Tag Archives: 23rd Street

Gotta Catch ’em All

23rd Street SubwayExit
Photo By Gail

Gotta Catch All The Trains!

Charlie Hewitt’s Urban Rattle Sculpture Near the High Line

Charlie Hewitt Urban Rattle Sculpture
Photos By Gail

I went walking on the High Line today and saw this fantastic modern abstract sculpture, which is just adjacent to the park, having been installed on the patio of  a luxury rental complex known as Ten23, located between 22nd & 23rd Street on Tenth Avenue. The 20-foot high sculpture is called Urban Rattle, and it’s by American artist Charlie Hewitt.

Urban Rattle

Mosaic Tile Hats of The Famous, 23rd Street N and R Subway Station

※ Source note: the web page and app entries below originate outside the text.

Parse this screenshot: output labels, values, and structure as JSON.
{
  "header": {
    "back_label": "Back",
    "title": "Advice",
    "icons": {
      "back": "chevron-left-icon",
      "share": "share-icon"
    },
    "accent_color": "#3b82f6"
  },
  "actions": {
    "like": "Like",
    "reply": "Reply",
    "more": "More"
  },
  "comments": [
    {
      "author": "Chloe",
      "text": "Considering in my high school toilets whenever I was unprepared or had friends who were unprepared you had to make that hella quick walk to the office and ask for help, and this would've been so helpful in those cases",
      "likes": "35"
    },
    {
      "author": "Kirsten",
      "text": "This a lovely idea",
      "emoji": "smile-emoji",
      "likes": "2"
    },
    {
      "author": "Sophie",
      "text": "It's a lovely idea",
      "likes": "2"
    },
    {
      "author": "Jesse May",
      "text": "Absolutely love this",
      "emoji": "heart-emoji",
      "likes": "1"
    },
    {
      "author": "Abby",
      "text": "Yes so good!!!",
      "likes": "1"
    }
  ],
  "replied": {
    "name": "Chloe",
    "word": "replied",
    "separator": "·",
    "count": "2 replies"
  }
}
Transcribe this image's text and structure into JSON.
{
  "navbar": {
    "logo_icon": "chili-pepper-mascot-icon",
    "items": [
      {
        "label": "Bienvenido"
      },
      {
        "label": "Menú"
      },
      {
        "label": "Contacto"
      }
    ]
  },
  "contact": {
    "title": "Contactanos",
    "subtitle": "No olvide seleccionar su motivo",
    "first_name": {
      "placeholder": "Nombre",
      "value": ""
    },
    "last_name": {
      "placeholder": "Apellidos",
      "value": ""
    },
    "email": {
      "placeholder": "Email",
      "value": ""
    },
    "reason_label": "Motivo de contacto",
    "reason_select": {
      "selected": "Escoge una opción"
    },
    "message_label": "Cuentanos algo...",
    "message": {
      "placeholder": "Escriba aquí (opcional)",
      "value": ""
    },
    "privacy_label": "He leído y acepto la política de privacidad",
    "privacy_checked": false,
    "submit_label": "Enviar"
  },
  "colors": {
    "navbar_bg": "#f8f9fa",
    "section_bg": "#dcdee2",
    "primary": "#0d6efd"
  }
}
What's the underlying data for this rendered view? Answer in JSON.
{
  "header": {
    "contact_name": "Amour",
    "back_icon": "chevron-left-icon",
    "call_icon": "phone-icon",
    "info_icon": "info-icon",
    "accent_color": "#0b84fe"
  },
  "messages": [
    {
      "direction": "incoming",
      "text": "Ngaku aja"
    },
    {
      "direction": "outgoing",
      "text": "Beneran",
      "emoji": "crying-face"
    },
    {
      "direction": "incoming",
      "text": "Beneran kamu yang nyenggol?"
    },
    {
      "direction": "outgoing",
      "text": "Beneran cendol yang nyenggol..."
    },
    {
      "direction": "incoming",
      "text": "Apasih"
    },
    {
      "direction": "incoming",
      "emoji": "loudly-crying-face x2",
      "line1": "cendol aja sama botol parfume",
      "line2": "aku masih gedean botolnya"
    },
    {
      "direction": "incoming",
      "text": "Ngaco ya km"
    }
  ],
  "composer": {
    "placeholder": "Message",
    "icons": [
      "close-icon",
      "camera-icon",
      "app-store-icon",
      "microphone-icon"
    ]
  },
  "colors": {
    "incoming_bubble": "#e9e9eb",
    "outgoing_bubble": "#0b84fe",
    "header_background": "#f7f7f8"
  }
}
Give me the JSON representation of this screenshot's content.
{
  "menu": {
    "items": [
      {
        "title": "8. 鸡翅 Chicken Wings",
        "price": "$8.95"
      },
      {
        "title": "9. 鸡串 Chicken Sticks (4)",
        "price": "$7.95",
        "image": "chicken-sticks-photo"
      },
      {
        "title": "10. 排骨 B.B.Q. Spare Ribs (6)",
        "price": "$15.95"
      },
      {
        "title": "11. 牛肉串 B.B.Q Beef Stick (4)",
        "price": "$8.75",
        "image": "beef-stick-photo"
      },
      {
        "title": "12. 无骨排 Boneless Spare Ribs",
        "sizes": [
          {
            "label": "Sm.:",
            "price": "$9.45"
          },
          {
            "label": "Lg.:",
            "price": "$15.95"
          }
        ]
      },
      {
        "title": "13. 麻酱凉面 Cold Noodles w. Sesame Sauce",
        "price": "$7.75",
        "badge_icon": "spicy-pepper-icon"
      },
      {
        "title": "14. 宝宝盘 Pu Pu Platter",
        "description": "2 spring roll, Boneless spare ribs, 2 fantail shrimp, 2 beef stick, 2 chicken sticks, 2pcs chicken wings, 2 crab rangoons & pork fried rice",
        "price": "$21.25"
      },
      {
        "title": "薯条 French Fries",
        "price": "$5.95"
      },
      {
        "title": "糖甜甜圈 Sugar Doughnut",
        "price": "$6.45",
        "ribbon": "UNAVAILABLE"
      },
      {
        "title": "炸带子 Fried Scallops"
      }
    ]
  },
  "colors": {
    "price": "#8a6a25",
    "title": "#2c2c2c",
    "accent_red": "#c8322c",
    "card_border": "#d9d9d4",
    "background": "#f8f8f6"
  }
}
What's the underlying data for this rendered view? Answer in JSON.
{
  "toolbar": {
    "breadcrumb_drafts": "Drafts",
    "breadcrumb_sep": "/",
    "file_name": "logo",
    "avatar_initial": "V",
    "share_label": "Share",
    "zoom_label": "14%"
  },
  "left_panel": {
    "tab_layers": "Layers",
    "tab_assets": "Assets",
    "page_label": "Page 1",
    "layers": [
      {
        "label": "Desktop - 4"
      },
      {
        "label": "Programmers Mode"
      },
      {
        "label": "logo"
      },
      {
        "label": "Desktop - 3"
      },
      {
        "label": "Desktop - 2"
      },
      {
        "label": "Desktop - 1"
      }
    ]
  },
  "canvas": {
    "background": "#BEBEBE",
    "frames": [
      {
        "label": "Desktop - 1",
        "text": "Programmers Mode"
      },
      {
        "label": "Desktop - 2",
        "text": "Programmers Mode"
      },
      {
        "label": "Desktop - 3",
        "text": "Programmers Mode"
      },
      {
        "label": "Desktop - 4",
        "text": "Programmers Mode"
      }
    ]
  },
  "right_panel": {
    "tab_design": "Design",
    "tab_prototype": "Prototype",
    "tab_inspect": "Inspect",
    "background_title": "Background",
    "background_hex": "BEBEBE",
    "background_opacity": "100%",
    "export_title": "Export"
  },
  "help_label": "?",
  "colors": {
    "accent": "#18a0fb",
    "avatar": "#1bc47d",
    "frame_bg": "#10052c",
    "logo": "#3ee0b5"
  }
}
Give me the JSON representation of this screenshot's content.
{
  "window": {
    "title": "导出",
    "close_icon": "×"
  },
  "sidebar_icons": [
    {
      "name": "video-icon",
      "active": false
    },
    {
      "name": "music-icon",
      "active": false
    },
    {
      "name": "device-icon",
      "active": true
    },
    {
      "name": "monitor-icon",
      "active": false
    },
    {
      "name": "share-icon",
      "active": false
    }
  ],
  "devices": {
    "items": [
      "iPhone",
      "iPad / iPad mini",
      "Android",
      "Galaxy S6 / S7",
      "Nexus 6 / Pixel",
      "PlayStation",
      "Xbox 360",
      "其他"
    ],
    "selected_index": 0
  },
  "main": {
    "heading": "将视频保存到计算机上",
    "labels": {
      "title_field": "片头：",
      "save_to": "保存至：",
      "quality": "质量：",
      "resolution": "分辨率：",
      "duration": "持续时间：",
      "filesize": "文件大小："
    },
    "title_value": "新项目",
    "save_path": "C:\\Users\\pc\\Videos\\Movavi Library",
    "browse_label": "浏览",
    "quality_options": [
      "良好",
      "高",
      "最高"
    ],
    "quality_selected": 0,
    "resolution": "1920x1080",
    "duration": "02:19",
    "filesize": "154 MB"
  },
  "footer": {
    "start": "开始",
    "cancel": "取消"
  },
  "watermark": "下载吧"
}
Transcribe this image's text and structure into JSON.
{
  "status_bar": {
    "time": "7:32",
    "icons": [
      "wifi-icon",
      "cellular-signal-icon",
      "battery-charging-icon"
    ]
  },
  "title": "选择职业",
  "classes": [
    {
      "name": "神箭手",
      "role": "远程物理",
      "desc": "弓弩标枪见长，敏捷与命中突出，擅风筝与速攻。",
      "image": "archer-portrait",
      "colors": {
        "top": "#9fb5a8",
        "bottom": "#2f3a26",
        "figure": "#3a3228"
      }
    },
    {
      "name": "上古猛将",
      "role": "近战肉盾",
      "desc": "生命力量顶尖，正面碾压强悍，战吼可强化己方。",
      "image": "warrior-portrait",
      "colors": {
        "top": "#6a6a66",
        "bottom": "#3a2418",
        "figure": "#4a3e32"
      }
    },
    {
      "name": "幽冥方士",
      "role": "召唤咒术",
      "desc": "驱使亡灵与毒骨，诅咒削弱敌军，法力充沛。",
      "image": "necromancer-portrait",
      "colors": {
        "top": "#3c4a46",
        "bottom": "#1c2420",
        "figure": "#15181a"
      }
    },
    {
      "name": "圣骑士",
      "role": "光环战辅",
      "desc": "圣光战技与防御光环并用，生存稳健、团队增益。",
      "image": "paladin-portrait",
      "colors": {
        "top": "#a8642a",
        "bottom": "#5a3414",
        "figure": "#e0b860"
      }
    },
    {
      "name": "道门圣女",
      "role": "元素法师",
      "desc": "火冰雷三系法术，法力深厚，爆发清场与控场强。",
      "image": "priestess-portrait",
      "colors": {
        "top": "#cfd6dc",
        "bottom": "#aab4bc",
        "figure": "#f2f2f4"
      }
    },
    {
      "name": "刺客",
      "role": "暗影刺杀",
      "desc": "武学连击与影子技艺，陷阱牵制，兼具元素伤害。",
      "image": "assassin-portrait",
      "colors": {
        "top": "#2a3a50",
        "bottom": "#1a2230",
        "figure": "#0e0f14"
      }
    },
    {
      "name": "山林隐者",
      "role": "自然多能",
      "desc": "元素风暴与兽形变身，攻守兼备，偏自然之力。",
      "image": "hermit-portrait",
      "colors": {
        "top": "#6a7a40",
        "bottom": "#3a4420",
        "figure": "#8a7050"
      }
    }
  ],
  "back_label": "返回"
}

Subway Hats View
All Photos By Gail

As part of the MTA Arts & Design program (formerly known as MTA Arts for Transit), the platform walls at the Broadway and 23rd Street Subway stops for the N and R Trains are decorated with a seemingly endless row of colorful tile mosaics depicting a series of eclectic Hats previously worn on the heads many and varied famous people from times past. Here are few we photo-captured while out on an Urban Safari this last weekend!

Evelyn Nesbitt Actress

Evelyn Nesbitt, Artist’s Model, Actress, Chorus Girl

Samuel Clemens Mark Twain

Samuel Clemens (AKA Mark Twain), Author

Phineas T Barnum

Phineas T. Barnum, Museum Owner and Circus Entrepreneur

Charles Sherwood Stratton Tom Thumb

Charles Sherwood Stratton (AKA Tom Thumb), PT Barnum Performer

Ehrich Weiss Harry Houdini

Ehrich Weiss (AKA Harry Houdini), Magician

Isadora Duncan

Isadora Duncan, Dancer

Winslow Homer

Winslow Homer, Painter

Marie Curie

Marie Curie, Physicist

Robert Ross McBurney and Julia Ward Howe

Robert Ross McBurney, Founder of the YMCA, and Julia Ward Howe, Poet

23rd Street Signage View

23rd Street Signage

Gertrude Vanderbilt Whitney
Gertrude Vanderbilt Whitney

Will Ryman’s Bird at the Flatiron Plaza

Will Ryman Bird 1
Photos By Gail

Bird (2012), is a 12-foot high, 12-foot wide, and 14-foot long sculpture, made with fifty-five hundred actual and fabricated nails in the shape of a bird. The work weighs five tons, and rests upon a nest of ninety thousand nails. Through this sculpture, Ryman changes the meaning of the nail, which is traditionally used to connect materials and build structures. By dramatically altering its scale and using it in excessive quantities, Ryman blurs the relationship between abstraction and realism. As the viewer rotates around the sculpture, Bird transitions from the shape of a bird to a nonrepresentational sculpture.

Bird will be on Display through April 21st, 2013
Flatiron Plaza  Intersection of 23rd Street, 5th Avenue and Broadway,  New York

Will Ryman Bird 2

Will Wyman Bird Rear View

Tree With Heart Shaped Lights

Tree with Heart Shaped Lights

One evening earlier this year, Geoffrey and I were walking home from an art opening at Jonathan LeVine Gallery and I snapped a photo of this cool tree on 23rd Street just East of 10th Avenue. The lights are not really heart shaped, but it looks like they are. I like it.